* **DIRECTIONS**
Your answer should be one number, the count of lines in the entries holding the word "subunit".

────

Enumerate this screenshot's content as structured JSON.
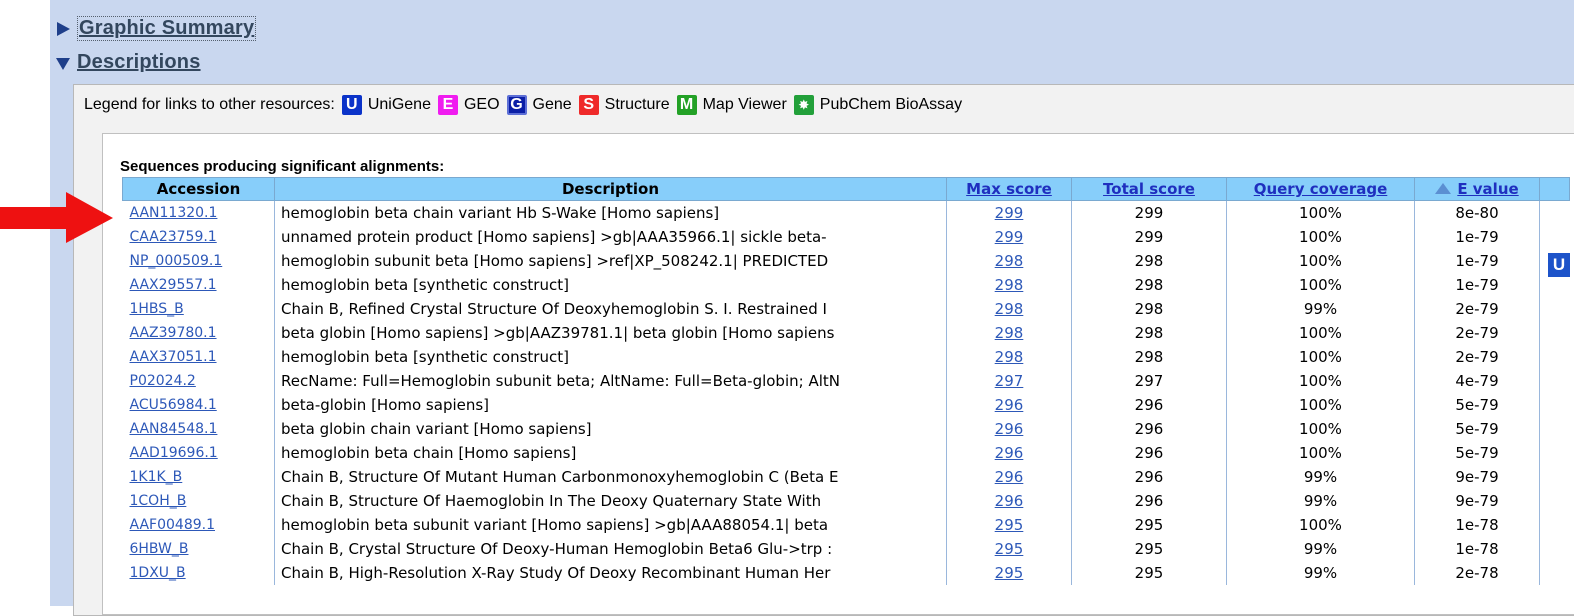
{
  "sections": {
    "graphic_summary": "Graphic Summary",
    "descriptions": "Descriptions"
  },
  "legend": {
    "label": "Legend for links to other resources:",
    "items": [
      {
        "icon_letter": "U",
        "icon": "unigene-icon",
        "label": "UniGene",
        "color": "#0b33c9"
      },
      {
        "icon_letter": "E",
        "icon": "geo-icon",
        "label": "GEO",
        "color": "#f01cf0"
      },
      {
        "icon_letter": "G",
        "icon": "gene-icon",
        "label": "Gene",
        "color": "#0b1fa6"
      },
      {
        "icon_letter": "S",
        "icon": "structure-icon",
        "label": "Structure",
        "color": "#ef2a2a"
      },
      {
        "icon_letter": "M",
        "icon": "map-viewer-icon",
        "label": "Map Viewer",
        "color": "#23a126"
      },
      {
        "icon_letter": "",
        "icon": "pubchem-bioassay-icon",
        "label": "PubChem BioAssay",
        "color": "#22a03a"
      }
    ]
  },
  "results": {
    "title": "Sequences producing significant alignments:",
    "columns": {
      "accession": "Accession",
      "description": "Description",
      "max_score": "Max score",
      "total_score": "Total score",
      "query_coverage": "Query coverage",
      "e_value": "E value"
    },
    "rows": [
      {
        "accession": "AAN11320.1",
        "description": "hemoglobin beta chain variant Hb S-Wake [Homo sapiens]",
        "max_score": "299",
        "total_score": "299",
        "coverage": "100%",
        "evalue": "8e-80"
      },
      {
        "accession": "CAA23759.1",
        "description": "unnamed protein product [Homo sapiens] >gb|AAA35966.1| sickle beta-",
        "max_score": "299",
        "total_score": "299",
        "coverage": "100%",
        "evalue": "1e-79"
      },
      {
        "accession": "NP_000509.1",
        "description": "hemoglobin subunit beta [Homo sapiens] >ref|XP_508242.1| PREDICTED",
        "max_score": "298",
        "total_score": "298",
        "coverage": "100%",
        "evalue": "1e-79"
      },
      {
        "accession": "AAX29557.1",
        "description": "hemoglobin beta [synthetic construct]",
        "max_score": "298",
        "total_score": "298",
        "coverage": "100%",
        "evalue": "1e-79"
      },
      {
        "accession": "1HBS_B",
        "description": "Chain B, Refined Crystal Structure Of Deoxyhemoglobin S. I. Restrained I",
        "max_score": "298",
        "total_score": "298",
        "coverage": "99%",
        "evalue": "2e-79"
      },
      {
        "accession": "AAZ39780.1",
        "description": "beta globin [Homo sapiens] >gb|AAZ39781.1| beta globin [Homo sapiens",
        "max_score": "298",
        "total_score": "298",
        "coverage": "100%",
        "evalue": "2e-79"
      },
      {
        "accession": "AAX37051.1",
        "description": "hemoglobin beta [synthetic construct]",
        "max_score": "298",
        "total_score": "298",
        "coverage": "100%",
        "evalue": "2e-79"
      },
      {
        "accession": "P02024.2",
        "description": "RecName: Full=Hemoglobin subunit beta; AltName: Full=Beta-globin; AltN",
        "max_score": "297",
        "total_score": "297",
        "coverage": "100%",
        "evalue": "4e-79"
      },
      {
        "accession": "ACU56984.1",
        "description": "beta-globin [Homo sapiens]",
        "max_score": "296",
        "total_score": "296",
        "coverage": "100%",
        "evalue": "5e-79"
      },
      {
        "accession": "AAN84548.1",
        "description": "beta globin chain variant [Homo sapiens]",
        "max_score": "296",
        "total_score": "296",
        "coverage": "100%",
        "evalue": "5e-79"
      },
      {
        "accession": "AAD19696.1",
        "description": "hemoglobin beta chain [Homo sapiens]",
        "max_score": "296",
        "total_score": "296",
        "coverage": "100%",
        "evalue": "5e-79"
      },
      {
        "accession": "1K1K_B",
        "description": "Chain B, Structure Of Mutant Human Carbonmonoxyhemoglobin C (Beta E",
        "max_score": "296",
        "total_score": "296",
        "coverage": "99%",
        "evalue": "9e-79"
      },
      {
        "accession": "1COH_B",
        "description": "Chain B, Structure Of Haemoglobin In The Deoxy Quaternary State With",
        "max_score": "296",
        "total_score": "296",
        "coverage": "99%",
        "evalue": "9e-79"
      },
      {
        "accession": "AAF00489.1",
        "description": "hemoglobin beta subunit variant [Homo sapiens] >gb|AAA88054.1| beta",
        "max_score": "295",
        "total_score": "295",
        "coverage": "100%",
        "evalue": "1e-78"
      },
      {
        "accession": "6HBW_B",
        "description": "Chain B, Crystal Structure Of Deoxy-Human Hemoglobin Beta6 Glu->trp :",
        "max_score": "295",
        "total_score": "295",
        "coverage": "99%",
        "evalue": "1e-78"
      },
      {
        "accession": "1DXU_B",
        "description": "Chain B, High-Resolution X-Ray Study Of Deoxy Recombinant Human Her",
        "max_score": "295",
        "total_score": "295",
        "coverage": "99%",
        "evalue": "2e-78"
      }
    ],
    "side_badge": "U"
  },
  "annotation": {
    "arrow_color": "#ee1111"
  }
}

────

* **ANSWER BOX**
3